A multi-stakeholder analysis of the risks to early school leaving: comparing young peoples’ and educators’ perspectives on five categories of risk

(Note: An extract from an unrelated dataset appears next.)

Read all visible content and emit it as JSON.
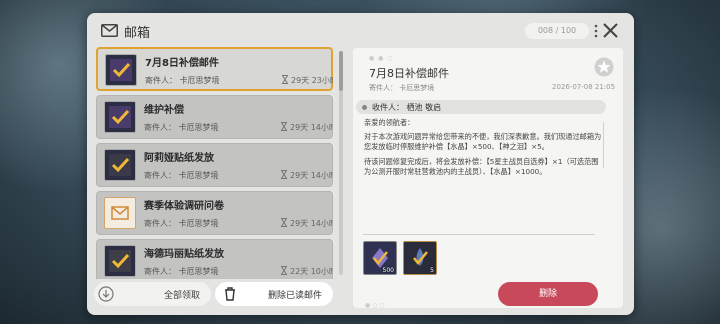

This paper considers the risks to Early School Leaving (ESL) as perceived by young people who are Early Leavers or at-risk of Early Leaving, and their educators in one region in South England. It draws on 38 interviews and focuses groups with 39 young people and 53 adults working in various roles across 11 educational settings including mainstream and specialist schooling, alternative learning provision and vocational education and training, as well as the local authority. Guided by a holistic framework to examine risks to ESL [Brown et al. (2021. “A Conceptual Framework for Researching the Risks to Early Leaving.” Journal of Education and Work 24 (7–8): 723–739. doi:10.1080/13639080.2021.2003007)], the paper analyses findings according to five different categories of risk: personal challenges; familial circumstances; social relationships; institutional features of school/work and structural factors of policy, economic disadvantage and the educational system. The findings highlight that while educators focused upon structural factors and personal challenges, young people themselves identified social relationships and institutional features of school as the most significant influencers on ESL risk. The contribution of this paper is two-fold; firstly, in presenting a comprehensive analysis of the multiple risk factors to Early Leaving; and secondly, in reflecting on the difference in emphases between young people’s perspectives of the key constituents of risk and those of the educators who support them.